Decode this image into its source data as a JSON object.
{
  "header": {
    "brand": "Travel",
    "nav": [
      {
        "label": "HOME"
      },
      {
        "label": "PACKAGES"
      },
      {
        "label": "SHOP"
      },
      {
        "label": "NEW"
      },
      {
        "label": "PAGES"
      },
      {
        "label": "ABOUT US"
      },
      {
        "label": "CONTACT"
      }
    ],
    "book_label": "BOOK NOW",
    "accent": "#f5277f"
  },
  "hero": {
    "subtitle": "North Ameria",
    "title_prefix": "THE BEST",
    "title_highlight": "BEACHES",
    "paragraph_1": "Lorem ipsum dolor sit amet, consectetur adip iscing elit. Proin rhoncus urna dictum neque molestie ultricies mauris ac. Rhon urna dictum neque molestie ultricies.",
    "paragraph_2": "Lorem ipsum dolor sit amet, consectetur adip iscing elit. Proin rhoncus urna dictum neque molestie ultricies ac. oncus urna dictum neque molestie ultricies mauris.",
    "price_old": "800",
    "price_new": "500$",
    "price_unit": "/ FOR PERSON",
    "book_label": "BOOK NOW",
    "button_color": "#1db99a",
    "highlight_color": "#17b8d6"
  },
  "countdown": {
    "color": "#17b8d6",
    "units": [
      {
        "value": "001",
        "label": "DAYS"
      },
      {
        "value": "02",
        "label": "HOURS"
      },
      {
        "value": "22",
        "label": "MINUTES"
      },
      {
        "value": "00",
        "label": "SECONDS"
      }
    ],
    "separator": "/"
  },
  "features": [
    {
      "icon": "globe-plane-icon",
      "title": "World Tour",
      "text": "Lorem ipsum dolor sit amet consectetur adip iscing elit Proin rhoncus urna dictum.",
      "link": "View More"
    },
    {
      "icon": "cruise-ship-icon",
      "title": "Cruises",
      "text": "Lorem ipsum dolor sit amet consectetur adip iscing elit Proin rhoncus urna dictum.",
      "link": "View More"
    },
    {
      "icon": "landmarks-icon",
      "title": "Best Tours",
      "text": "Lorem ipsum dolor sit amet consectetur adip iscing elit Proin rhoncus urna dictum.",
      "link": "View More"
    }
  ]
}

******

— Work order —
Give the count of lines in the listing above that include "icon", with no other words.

— Result below —
3